### INSTRUCTIONS TO FOLLOW
Every line of the records that holds the word "inclusion" should be copied.

*** EXERCISE DATA ***

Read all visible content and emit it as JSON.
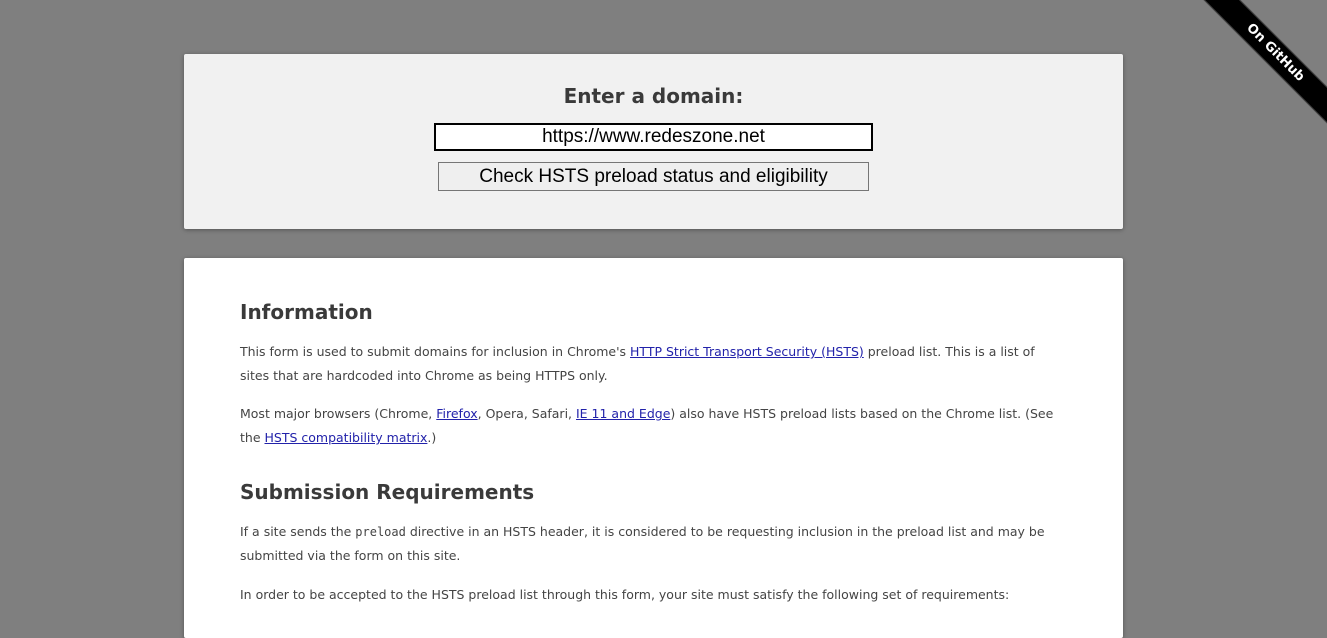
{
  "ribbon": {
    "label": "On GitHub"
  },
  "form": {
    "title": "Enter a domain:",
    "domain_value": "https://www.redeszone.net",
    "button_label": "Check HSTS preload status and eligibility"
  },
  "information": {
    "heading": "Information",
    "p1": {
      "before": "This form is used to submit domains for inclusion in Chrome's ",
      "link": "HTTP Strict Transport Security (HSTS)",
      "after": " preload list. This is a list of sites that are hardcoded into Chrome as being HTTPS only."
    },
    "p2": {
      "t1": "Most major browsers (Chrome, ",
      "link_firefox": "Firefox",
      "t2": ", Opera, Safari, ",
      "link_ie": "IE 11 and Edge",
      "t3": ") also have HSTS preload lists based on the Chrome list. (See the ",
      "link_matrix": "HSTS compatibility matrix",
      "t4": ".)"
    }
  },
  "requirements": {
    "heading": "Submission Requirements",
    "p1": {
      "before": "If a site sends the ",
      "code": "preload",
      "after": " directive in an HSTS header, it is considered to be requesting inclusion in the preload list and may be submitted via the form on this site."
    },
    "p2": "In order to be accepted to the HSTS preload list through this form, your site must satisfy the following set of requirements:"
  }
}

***
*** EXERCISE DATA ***

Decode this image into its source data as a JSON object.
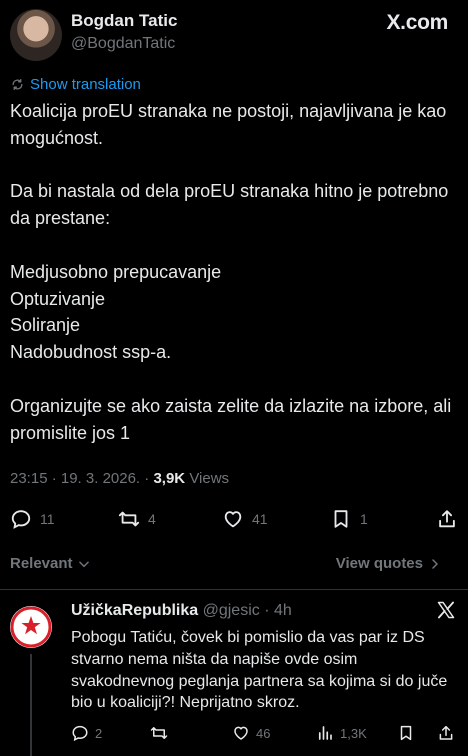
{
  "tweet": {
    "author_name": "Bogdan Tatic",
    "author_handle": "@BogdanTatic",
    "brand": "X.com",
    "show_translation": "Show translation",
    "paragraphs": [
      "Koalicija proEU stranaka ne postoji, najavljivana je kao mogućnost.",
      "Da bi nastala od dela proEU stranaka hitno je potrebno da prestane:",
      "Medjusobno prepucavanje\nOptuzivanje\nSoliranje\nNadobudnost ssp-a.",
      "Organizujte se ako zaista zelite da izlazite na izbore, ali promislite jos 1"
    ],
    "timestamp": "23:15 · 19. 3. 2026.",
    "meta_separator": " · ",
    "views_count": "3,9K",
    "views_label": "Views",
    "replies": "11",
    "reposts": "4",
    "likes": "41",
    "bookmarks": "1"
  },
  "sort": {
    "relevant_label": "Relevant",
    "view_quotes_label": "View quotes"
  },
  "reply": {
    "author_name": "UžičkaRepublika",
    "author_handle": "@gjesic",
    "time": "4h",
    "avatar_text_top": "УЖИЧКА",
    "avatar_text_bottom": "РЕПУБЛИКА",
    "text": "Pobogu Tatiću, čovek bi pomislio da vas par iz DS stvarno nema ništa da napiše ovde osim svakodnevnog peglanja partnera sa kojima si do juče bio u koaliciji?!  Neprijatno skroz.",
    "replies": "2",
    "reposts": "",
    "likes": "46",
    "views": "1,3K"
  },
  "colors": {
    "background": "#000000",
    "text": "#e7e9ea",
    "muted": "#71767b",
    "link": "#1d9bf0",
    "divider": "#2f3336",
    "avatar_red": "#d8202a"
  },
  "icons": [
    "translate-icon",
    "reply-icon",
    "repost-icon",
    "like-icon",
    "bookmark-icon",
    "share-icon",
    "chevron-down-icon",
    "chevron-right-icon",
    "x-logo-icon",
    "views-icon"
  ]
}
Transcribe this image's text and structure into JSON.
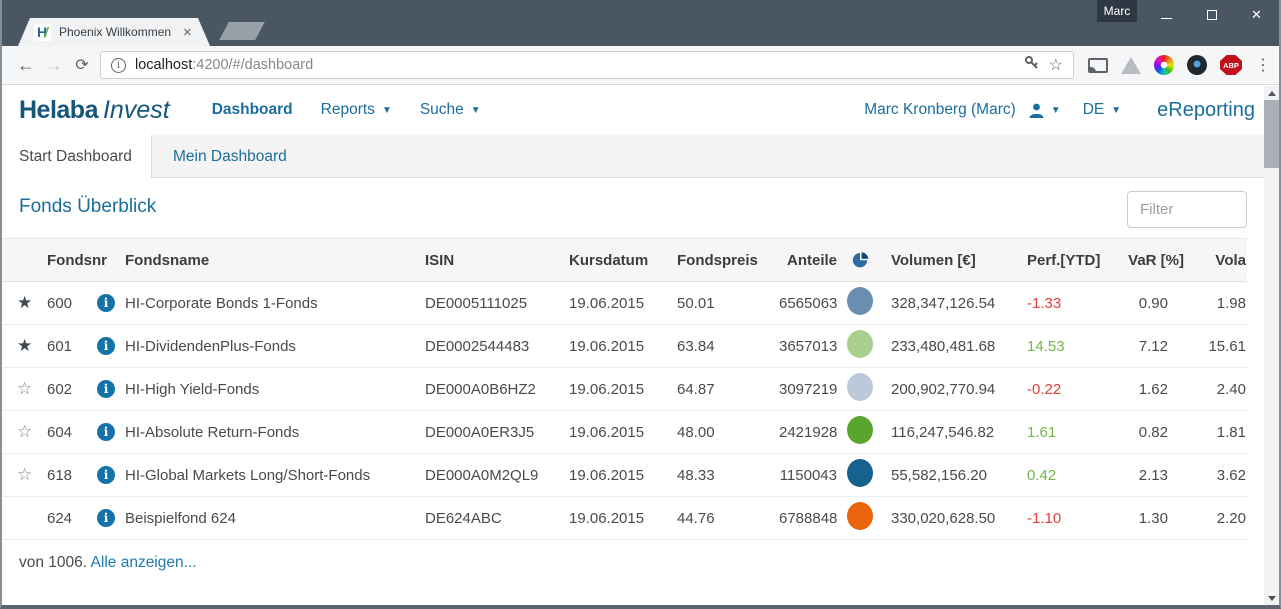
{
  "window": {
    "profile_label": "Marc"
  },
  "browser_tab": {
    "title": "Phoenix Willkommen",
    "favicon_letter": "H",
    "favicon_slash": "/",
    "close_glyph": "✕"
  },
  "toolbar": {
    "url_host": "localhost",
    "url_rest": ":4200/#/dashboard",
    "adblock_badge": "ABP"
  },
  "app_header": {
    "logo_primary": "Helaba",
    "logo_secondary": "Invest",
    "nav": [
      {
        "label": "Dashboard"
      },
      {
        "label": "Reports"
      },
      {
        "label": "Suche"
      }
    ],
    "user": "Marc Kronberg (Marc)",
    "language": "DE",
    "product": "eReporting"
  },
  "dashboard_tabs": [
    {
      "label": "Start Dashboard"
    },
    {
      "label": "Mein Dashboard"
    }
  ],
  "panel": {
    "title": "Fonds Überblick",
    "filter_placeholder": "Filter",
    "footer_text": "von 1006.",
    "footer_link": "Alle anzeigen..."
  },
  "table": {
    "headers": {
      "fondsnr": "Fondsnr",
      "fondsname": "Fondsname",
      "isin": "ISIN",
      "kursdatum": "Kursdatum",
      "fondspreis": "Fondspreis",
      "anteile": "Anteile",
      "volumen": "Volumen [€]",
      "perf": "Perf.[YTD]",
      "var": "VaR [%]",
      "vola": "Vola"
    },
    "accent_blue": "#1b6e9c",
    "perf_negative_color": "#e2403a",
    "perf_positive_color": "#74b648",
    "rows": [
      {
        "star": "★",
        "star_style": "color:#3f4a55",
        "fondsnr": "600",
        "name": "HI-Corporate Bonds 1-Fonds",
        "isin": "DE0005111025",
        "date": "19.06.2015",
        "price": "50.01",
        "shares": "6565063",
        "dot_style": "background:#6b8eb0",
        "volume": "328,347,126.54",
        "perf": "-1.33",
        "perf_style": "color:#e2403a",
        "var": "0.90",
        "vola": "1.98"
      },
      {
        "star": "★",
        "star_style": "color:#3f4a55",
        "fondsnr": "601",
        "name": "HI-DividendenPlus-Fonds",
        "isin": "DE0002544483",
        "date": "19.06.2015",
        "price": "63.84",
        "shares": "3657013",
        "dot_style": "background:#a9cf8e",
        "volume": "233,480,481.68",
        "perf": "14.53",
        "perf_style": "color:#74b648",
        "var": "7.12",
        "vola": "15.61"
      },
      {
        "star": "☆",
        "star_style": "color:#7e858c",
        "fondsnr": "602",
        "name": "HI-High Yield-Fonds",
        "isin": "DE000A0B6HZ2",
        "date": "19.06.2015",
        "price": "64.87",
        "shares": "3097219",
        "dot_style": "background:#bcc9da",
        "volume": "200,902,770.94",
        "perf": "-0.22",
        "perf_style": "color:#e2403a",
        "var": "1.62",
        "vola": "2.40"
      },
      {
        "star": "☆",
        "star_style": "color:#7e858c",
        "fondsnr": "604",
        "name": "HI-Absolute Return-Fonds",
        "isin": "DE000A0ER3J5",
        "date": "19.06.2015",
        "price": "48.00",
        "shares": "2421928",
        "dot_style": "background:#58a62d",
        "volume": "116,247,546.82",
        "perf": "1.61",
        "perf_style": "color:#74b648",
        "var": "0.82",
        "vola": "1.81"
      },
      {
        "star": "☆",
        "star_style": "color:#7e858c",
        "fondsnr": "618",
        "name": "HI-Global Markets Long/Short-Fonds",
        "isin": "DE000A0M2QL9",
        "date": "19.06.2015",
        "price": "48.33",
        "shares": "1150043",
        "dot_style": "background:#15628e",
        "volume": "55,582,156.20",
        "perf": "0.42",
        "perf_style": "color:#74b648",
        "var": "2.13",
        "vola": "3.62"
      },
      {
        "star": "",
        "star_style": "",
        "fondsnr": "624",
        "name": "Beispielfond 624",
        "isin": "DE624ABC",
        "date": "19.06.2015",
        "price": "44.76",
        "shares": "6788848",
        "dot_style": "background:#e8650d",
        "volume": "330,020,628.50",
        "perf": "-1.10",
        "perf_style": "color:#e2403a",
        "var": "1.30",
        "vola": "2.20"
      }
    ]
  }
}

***

### RESULT FOR THIS EXERCISE
      "before": "This form is used to submit domains for inclusion in Chrome's ",
      "after": " directive in an HSTS header, it is considered to be requesting inclusion in the preload list and may be submitted via the form on this site."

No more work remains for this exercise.